Task statement: With the images removed, reproduce each entry below word for word.

Source material:
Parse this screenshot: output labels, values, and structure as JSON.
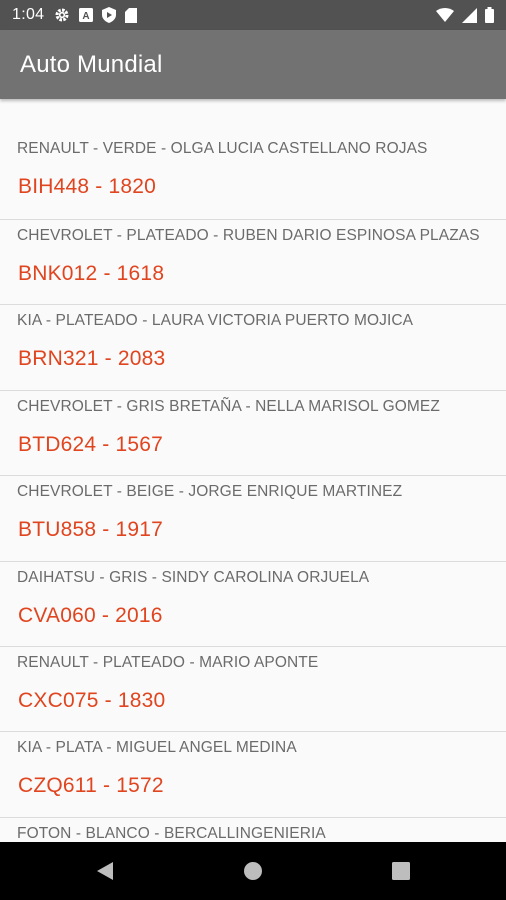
{
  "status_bar": {
    "time": "1:04",
    "left_icons": [
      "gear-icon",
      "a-badge-icon",
      "play-shield-icon",
      "sd-card-icon"
    ],
    "right_icons": [
      "wifi-icon",
      "signal-icon",
      "battery-icon"
    ]
  },
  "app_bar": {
    "title": "Auto Mundial",
    "color": "#727272"
  },
  "colors": {
    "accent": "#e0451f",
    "subtitle": "#6b6b6b"
  },
  "list": {
    "items": [
      {
        "subtitle": "RENAULT - VERDE - OLGA LUCIA CASTELLANO ROJAS",
        "title": "BIH448 - 1820"
      },
      {
        "subtitle": "CHEVROLET - PLATEADO - RUBEN DARIO ESPINOSA PLAZAS",
        "title": "BNK012 - 1618"
      },
      {
        "subtitle": "KIA - PLATEADO - LAURA VICTORIA PUERTO MOJICA",
        "title": "BRN321 - 2083"
      },
      {
        "subtitle": "CHEVROLET - GRIS BRETAÑA - NELLA MARISOL GOMEZ",
        "title": "BTD624 - 1567"
      },
      {
        "subtitle": "CHEVROLET - BEIGE - JORGE ENRIQUE MARTINEZ",
        "title": "BTU858 - 1917"
      },
      {
        "subtitle": "DAIHATSU - GRIS - SINDY CAROLINA ORJUELA",
        "title": "CVA060 - 2016"
      },
      {
        "subtitle": "RENAULT - PLATEADO - MARIO APONTE",
        "title": "CXC075 - 1830"
      },
      {
        "subtitle": "KIA - PLATA - MIGUEL ANGEL MEDINA",
        "title": "CZQ611 - 1572"
      },
      {
        "subtitle": "FOTON - BLANCO - BERCALLINGENIERIA",
        "title": ""
      }
    ]
  },
  "nav_bar": {
    "buttons": [
      "back-icon",
      "home-icon",
      "recents-icon"
    ]
  }
}
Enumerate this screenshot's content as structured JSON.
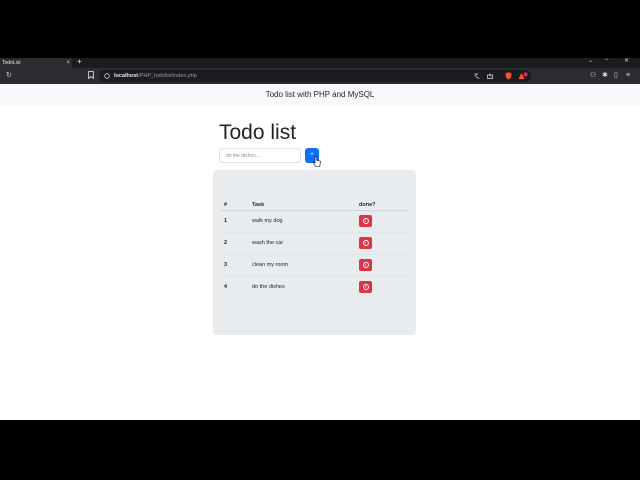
{
  "browser": {
    "tab_title": "TodoList",
    "tab_close": "×",
    "new_tab": "+",
    "url_host": "localhost",
    "url_path": "/PHP_todolist/index.php",
    "window_controls": [
      "⌄",
      "–",
      "□",
      "✕"
    ]
  },
  "navbar": {
    "title": "Todo list with PHP and MySQL"
  },
  "page": {
    "heading": "Todo list",
    "input_placeholder": "do the dishes...",
    "add_label": "+"
  },
  "table": {
    "headers": {
      "id": "#",
      "task": "Task",
      "done": "done?"
    },
    "rows": [
      {
        "id": "1",
        "task": "walk my dog"
      },
      {
        "id": "2",
        "task": "wash the car"
      },
      {
        "id": "3",
        "task": "clean my room"
      },
      {
        "id": "4",
        "task": "do the dishes"
      }
    ]
  },
  "colors": {
    "primary": "#0d6efd",
    "danger": "#dc3545",
    "card_bg": "#e9ecef",
    "navbar_bg": "#f8f9fa"
  },
  "icons": {
    "delete": "x-circle-icon",
    "reload": "reload-icon",
    "bookmark": "bookmark-icon"
  }
}
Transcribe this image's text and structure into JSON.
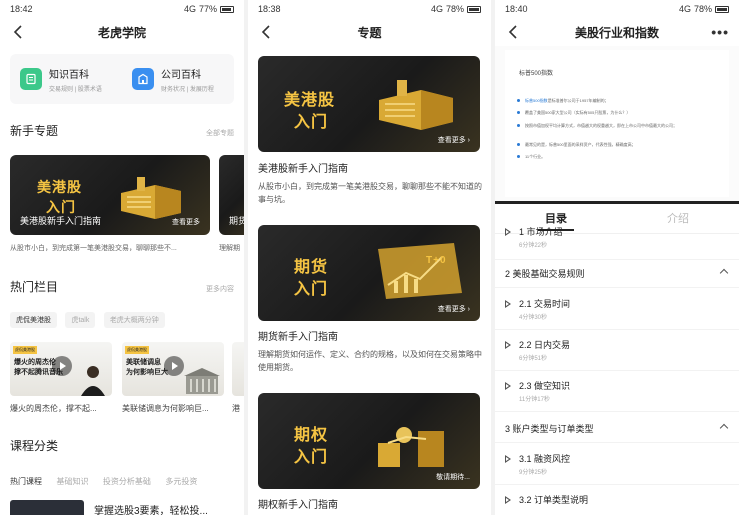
{
  "panel1": {
    "status": {
      "time": "18:42",
      "signal": "4G",
      "battery": "77%"
    },
    "nav": {
      "title": "老虎学院"
    },
    "wiki": [
      {
        "title": "知识百科",
        "sub": "交易规则 | 股票术语",
        "color": "#3cc88a"
      },
      {
        "title": "公司百科",
        "sub": "财务状况 | 发展历程",
        "color": "#3a8ff0"
      }
    ],
    "newbie": {
      "title": "新手专题",
      "more": "全部专题"
    },
    "banner": {
      "big_line1": "美港股",
      "big_line2": "入门",
      "caption": "美港股新手入门指南",
      "seemore": "查看更多",
      "peek": "期货"
    },
    "banner_desc": "从股市小白，到完成第一笔美港股交易，聊聊那些不...",
    "banner_desc2": "理解期",
    "hot": {
      "title": "热门栏目",
      "more": "更多内容"
    },
    "chips": [
      "虎侃美港股",
      "虎talk",
      "老虎大概两分钟"
    ],
    "thumbs": [
      {
        "tag": "虎侃美港股",
        "headline_l1": "爆火的周杰伦",
        "headline_l2": "撑不起腾讯音乐",
        "caption": "爆火的周杰伦，撑不起..."
      },
      {
        "tag": "虎侃美港股",
        "headline_l1": "美联储调息",
        "headline_l2": "为何影响巨大",
        "caption": "美联储调息为何影响巨..."
      },
      {
        "caption": "港"
      }
    ],
    "category": {
      "title": "课程分类"
    },
    "cat_tabs": [
      "热门课程",
      "基础知识",
      "投资分析基础",
      "多元投资"
    ],
    "course_peek": "掌握选股3要素，轻松投..."
  },
  "panel2": {
    "status": {
      "time": "18:38",
      "signal": "4G",
      "battery": "78%"
    },
    "nav": {
      "title": "专题"
    },
    "items": [
      {
        "big_line1": "美港股",
        "big_line2": "入门",
        "seemore": "查看更多",
        "title": "美港股新手入门指南",
        "desc": "从股市小白，到完成第一笔美港股交易，聊聊那些不能不知道的事与坑。"
      },
      {
        "big_line1": "期货",
        "big_line2": "入门",
        "seemore": "查看更多",
        "title": "期货新手入门指南",
        "desc": "理解期货如何运作、定义、合约的规格，以及如何在交易策略中使用期货。",
        "tplus": "T+0"
      },
      {
        "big_line1": "期权",
        "big_line2": "入门",
        "seemore": "敬请期待...",
        "title": "期权新手入门指南"
      }
    ]
  },
  "panel3": {
    "status": {
      "time": "18:40",
      "signal": "4G",
      "battery": "78%"
    },
    "nav": {
      "title": "美股行业和指数",
      "more": "•••"
    },
    "doc": {
      "title": "标普500指数",
      "lines": [
        {
          "hl": "标普500指数",
          "rest": "是标准普尔公司于1957年编制的；"
        },
        {
          "hl": "",
          "rest": "覆盖了美国500家大型公司（实际有505只股票，为什么？）"
        },
        {
          "hl": "",
          "rest": "按照市值加权平均计算方式，市值越大的权重越大，即在上市公司中市值最大的公司；"
        },
        {
          "hl": "",
          "rest": "最常见的是，标普500里面的采样资产，代表性强，精确度高；"
        },
        {
          "hl": "",
          "rest": "11个行业。"
        }
      ]
    },
    "tabs": [
      "目录",
      "介绍"
    ],
    "toc": [
      {
        "kind": "item",
        "name": "1 市场介绍",
        "dur": "6分钟22秒"
      },
      {
        "kind": "chapter",
        "name": "2 美股基础交易规则"
      },
      {
        "kind": "item",
        "name": "2.1 交易时间",
        "dur": "4分钟30秒"
      },
      {
        "kind": "item",
        "name": "2.2 日内交易",
        "dur": "6分钟51秒"
      },
      {
        "kind": "item",
        "name": "2.3 做空知识",
        "dur": "11分钟17秒"
      },
      {
        "kind": "chapter",
        "name": "3 账户类型与订单类型"
      },
      {
        "kind": "item",
        "name": "3.1 融资风控",
        "dur": "9分钟25秒"
      },
      {
        "kind": "item",
        "name": "3.2 订单类型说明",
        "dur": ""
      }
    ]
  },
  "colors": {
    "gold": "#f5c443",
    "dark_banner": "#222222",
    "link_blue": "#2a7bd5"
  }
}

Reply:
Parse this screenshot: output labels, values, and structure as JSON.
{
  "status_bar": {
    "time": "1:04",
    "left_icons": [
      "gear-icon",
      "a-badge-icon",
      "play-shield-icon",
      "sd-card-icon"
    ],
    "right_icons": [
      "wifi-icon",
      "signal-icon",
      "battery-icon"
    ]
  },
  "app_bar": {
    "title": "Auto Mundial",
    "color": "#727272"
  },
  "colors": {
    "accent": "#e0451f",
    "subtitle": "#6b6b6b"
  },
  "list": {
    "items": [
      {
        "subtitle": "RENAULT - VERDE - OLGA LUCIA CASTELLANO ROJAS",
        "title": "BIH448 - 1820"
      },
      {
        "subtitle": "CHEVROLET - PLATEADO - RUBEN DARIO ESPINOSA PLAZAS",
        "title": "BNK012 - 1618"
      },
      {
        "subtitle": "KIA - PLATEADO - LAURA VICTORIA PUERTO MOJICA",
        "title": "BRN321 - 2083"
      },
      {
        "subtitle": "CHEVROLET - GRIS BRETAÑA - NELLA MARISOL GOMEZ",
        "title": "BTD624 - 1567"
      },
      {
        "subtitle": "CHEVROLET - BEIGE - JORGE ENRIQUE MARTINEZ",
        "title": "BTU858 - 1917"
      },
      {
        "subtitle": "DAIHATSU - GRIS - SINDY CAROLINA ORJUELA",
        "title": "CVA060 - 2016"
      },
      {
        "subtitle": "RENAULT - PLATEADO - MARIO APONTE",
        "title": "CXC075 - 1830"
      },
      {
        "subtitle": "KIA - PLATA - MIGUEL ANGEL MEDINA",
        "title": "CZQ611 - 1572"
      },
      {
        "subtitle": "FOTON - BLANCO - BERCALLINGENIERIA",
        "title": ""
      }
    ]
  },
  "nav_bar": {
    "buttons": [
      "back-icon",
      "home-icon",
      "recents-icon"
    ]
  }
}
Enumerate this screenshot's content as structured JSON.
{
  "browser": {
    "tab_title": "TodoList",
    "tab_close": "×",
    "new_tab": "+",
    "url_host": "localhost",
    "url_path": "/PHP_todolist/index.php",
    "window_controls": [
      "⌄",
      "–",
      "□",
      "✕"
    ]
  },
  "navbar": {
    "title": "Todo list with PHP and MySQL"
  },
  "page": {
    "heading": "Todo list",
    "input_placeholder": "do the dishes...",
    "add_label": "+"
  },
  "table": {
    "headers": {
      "id": "#",
      "task": "Task",
      "done": "done?"
    },
    "rows": [
      {
        "id": "1",
        "task": "walk my dog"
      },
      {
        "id": "2",
        "task": "wash the car"
      },
      {
        "id": "3",
        "task": "clean my room"
      },
      {
        "id": "4",
        "task": "do the dishes"
      }
    ]
  },
  "colors": {
    "primary": "#0d6efd",
    "danger": "#dc3545",
    "card_bg": "#e9ecef",
    "navbar_bg": "#f8f9fa"
  },
  "icons": {
    "delete": "x-circle-icon",
    "reload": "reload-icon",
    "bookmark": "bookmark-icon"
  }
}
Transcribe this image's text and structure into JSON.
{
  "panel1": {
    "status": {
      "time": "18:42",
      "signal": "4G",
      "battery": "77%"
    },
    "nav": {
      "title": "老虎学院"
    },
    "wiki": [
      {
        "title": "知识百科",
        "sub": "交易规则 | 股票术语",
        "color": "#3cc88a"
      },
      {
        "title": "公司百科",
        "sub": "财务状况 | 发展历程",
        "color": "#3a8ff0"
      }
    ],
    "newbie": {
      "title": "新手专题",
      "more": "全部专题"
    },
    "banner": {
      "big_line1": "美港股",
      "big_line2": "入门",
      "caption": "美港股新手入门指南",
      "seemore": "查看更多",
      "peek": "期货"
    },
    "banner_desc": "从股市小白，到完成第一笔美港股交易，聊聊那些不...",
    "banner_desc2": "理解期",
    "hot": {
      "title": "热门栏目",
      "more": "更多内容"
    },
    "chips": [
      "虎侃美港股",
      "虎talk",
      "老虎大概两分钟"
    ],
    "thumbs": [
      {
        "tag": "虎侃美港股",
        "headline_l1": "爆火的周杰伦",
        "headline_l2": "撑不起腾讯音乐",
        "caption": "爆火的周杰伦，撑不起..."
      },
      {
        "tag": "虎侃美港股",
        "headline_l1": "美联储调息",
        "headline_l2": "为何影响巨大",
        "caption": "美联储调息为何影响巨..."
      },
      {
        "caption": "港"
      }
    ],
    "category": {
      "title": "课程分类"
    },
    "cat_tabs": [
      "热门课程",
      "基础知识",
      "投资分析基础",
      "多元投资"
    ],
    "course_peek": "掌握选股3要素，轻松投..."
  },
  "panel2": {
    "status": {
      "time": "18:38",
      "signal": "4G",
      "battery": "78%"
    },
    "nav": {
      "title": "专题"
    },
    "items": [
      {
        "big_line1": "美港股",
        "big_line2": "入门",
        "seemore": "查看更多",
        "title": "美港股新手入门指南",
        "desc": "从股市小白，到完成第一笔美港股交易，聊聊那些不能不知道的事与坑。"
      },
      {
        "big_line1": "期货",
        "big_line2": "入门",
        "seemore": "查看更多",
        "title": "期货新手入门指南",
        "desc": "理解期货如何运作、定义、合约的规格，以及如何在交易策略中使用期货。",
        "tplus": "T+0"
      },
      {
        "big_line1": "期权",
        "big_line2": "入门",
        "seemore": "敬请期待...",
        "title": "期权新手入门指南"
      }
    ]
  },
  "panel3": {
    "status": {
      "time": "18:40",
      "signal": "4G",
      "battery": "78%"
    },
    "nav": {
      "title": "美股行业和指数",
      "more": "•••"
    },
    "doc": {
      "title": "标普500指数",
      "lines": [
        {
          "hl": "标普500指数",
          "rest": "是标准普尔公司于1957年编制的；"
        },
        {
          "hl": "",
          "rest": "覆盖了美国500家大型公司（实际有505只股票，为什么？）"
        },
        {
          "hl": "",
          "rest": "按照市值加权平均计算方式，市值越大的权重越大，即在上市公司中市值最大的公司；"
        },
        {
          "hl": "",
          "rest": "最常见的是，标普500里面的采样资产，代表性强，精确度高；"
        },
        {
          "hl": "",
          "rest": "11个行业。"
        }
      ]
    },
    "tabs": [
      "目录",
      "介绍"
    ],
    "toc": [
      {
        "kind": "item",
        "name": "1 市场介绍",
        "dur": "6分钟22秒"
      },
      {
        "kind": "chapter",
        "name": "2 美股基础交易规则"
      },
      {
        "kind": "item",
        "name": "2.1 交易时间",
        "dur": "4分钟30秒"
      },
      {
        "kind": "item",
        "name": "2.2 日内交易",
        "dur": "6分钟51秒"
      },
      {
        "kind": "item",
        "name": "2.3 做空知识",
        "dur": "11分钟17秒"
      },
      {
        "kind": "chapter",
        "name": "3 账户类型与订单类型"
      },
      {
        "kind": "item",
        "name": "3.1 融资风控",
        "dur": "9分钟25秒"
      },
      {
        "kind": "item",
        "name": "3.2 订单类型说明",
        "dur": ""
      }
    ]
  },
  "colors": {
    "gold": "#f5c443",
    "dark_banner": "#222222",
    "link_blue": "#2a7bd5"
  }
}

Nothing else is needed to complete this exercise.